  6.7. Was the information for 6.4, 6.5, and 6.6 assessed the same way for all groups? Yes
  6.8. In diagnostic study, were details of test administration and replication sufficient? N/A
7. Were outcomes clearly defined and the measurements valid and reliable? Yes
  7.1. Were primary and secondary endpoints described and relevant to the question? Yes
  7.2. Were nutrition measures appropriate to question and outcomes of concern? Yes
  7.3. Was the period of follow-up long enough for important outcome(s) to occur? Yes
  7.4. Were the observations and measurements based on standard, valid, and reliable data collection instruments/tests/procedures? Yes
  7.5. Was the measurement of effect at an appropriate level of precision? Yes
  7.6. Were other factors accounted for (measured) that could affect outcomes? Yes
  7.7. Were the measurements conducted consistently across groups? Yes
8. Was the statistical analysis appropriate for the study design and type of outcome indicators? Yes
  8.1. Were statistical analyses adequately described and the results reported appropriately? Yes
  8.2. Were correct statistical tests used and assumptions of test not violated? Yes
  8.3. Were statistics reported with levels of significance and/or confidence intervals? Yes
  8.4. Was "intent to treat" analysis of outcomes done (and as appropriate, was there an analysis of outcomes for those maximally exposed or a dose-response analysis)? Yes

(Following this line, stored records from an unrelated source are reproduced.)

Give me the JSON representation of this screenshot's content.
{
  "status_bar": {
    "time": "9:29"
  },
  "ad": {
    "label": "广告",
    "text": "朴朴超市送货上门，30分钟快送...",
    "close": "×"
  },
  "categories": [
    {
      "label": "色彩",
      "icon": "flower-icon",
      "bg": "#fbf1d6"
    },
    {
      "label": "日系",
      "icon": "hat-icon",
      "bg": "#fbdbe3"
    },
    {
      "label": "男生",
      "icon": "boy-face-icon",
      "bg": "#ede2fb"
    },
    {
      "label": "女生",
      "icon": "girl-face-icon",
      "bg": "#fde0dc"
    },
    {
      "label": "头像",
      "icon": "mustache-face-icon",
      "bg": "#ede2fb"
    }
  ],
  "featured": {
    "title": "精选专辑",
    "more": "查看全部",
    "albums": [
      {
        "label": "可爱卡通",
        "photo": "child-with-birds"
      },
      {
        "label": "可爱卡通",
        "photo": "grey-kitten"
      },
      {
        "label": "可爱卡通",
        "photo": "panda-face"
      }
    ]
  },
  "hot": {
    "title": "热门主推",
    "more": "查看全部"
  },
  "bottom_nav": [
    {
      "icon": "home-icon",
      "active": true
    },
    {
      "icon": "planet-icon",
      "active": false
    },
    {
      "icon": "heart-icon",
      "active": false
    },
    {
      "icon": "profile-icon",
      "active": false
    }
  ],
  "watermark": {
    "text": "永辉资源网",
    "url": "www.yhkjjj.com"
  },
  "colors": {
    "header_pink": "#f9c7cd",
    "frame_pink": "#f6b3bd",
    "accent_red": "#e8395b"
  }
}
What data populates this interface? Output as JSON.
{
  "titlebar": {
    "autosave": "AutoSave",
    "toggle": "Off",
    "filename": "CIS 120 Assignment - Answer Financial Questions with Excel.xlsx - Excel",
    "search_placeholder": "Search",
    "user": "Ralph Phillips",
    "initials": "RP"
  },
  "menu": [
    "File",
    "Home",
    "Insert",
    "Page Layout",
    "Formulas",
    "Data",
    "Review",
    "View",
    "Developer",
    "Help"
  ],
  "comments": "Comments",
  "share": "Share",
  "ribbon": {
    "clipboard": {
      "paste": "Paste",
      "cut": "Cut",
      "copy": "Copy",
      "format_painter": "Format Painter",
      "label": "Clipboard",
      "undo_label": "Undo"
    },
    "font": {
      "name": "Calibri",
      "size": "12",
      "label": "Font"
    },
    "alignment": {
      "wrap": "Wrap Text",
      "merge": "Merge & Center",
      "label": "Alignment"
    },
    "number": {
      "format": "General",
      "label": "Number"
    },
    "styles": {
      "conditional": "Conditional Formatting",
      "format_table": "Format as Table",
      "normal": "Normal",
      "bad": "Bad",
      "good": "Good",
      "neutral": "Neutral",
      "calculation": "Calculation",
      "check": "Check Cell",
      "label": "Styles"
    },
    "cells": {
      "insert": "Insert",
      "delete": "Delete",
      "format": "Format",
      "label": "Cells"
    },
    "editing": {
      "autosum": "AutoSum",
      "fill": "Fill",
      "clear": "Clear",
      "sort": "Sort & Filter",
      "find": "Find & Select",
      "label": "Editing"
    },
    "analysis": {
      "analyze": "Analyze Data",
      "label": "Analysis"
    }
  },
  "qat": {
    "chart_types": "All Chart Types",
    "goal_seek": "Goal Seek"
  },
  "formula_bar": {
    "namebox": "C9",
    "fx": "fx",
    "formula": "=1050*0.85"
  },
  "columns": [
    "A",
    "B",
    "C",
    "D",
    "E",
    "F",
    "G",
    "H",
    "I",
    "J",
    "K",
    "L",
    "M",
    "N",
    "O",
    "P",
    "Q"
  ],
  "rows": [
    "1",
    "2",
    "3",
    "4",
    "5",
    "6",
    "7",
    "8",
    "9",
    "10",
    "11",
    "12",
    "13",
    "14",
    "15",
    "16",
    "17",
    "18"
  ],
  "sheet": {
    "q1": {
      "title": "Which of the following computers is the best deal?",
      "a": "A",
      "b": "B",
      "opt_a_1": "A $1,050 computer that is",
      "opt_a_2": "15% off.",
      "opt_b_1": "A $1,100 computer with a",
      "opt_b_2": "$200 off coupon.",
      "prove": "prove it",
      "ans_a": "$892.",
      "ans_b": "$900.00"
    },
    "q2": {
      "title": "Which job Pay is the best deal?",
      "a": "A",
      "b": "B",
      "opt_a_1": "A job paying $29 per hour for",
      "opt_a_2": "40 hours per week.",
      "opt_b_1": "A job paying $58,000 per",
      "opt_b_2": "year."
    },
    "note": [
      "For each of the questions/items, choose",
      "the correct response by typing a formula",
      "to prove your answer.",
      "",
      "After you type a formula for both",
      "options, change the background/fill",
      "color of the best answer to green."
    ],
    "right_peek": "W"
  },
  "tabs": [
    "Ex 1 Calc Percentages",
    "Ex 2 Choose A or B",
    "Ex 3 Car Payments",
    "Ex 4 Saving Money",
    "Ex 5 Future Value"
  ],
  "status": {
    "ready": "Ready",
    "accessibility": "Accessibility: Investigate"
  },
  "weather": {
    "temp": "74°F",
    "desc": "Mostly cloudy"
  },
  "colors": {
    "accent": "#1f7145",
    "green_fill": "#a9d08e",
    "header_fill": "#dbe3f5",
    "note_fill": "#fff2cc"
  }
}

  8.5. Were adequate adjustments made for effects of confounding factors that might have affected the outcomes (e.g., multivariate analyses)? Yes
  8.6. Was clinical significance as well as statistical significance reported? Yes
  8.7. If negative findings, was a power calculation reported to address type 2 error? N/A
9. Are conclusions supported by results with biases and limitations taken into consideration? Yes
  9.1. Is there a discussion of findings? Yes
  9.2. Are biases and study limitations identified and discussed? Yes
10. Is bias due to study's funding or sponsorship unlikely? Yes
  10.1. Were sources of funding and investigators' affiliations described? Yes
  10.2. Was the study free from apparent conflict of interest? Yes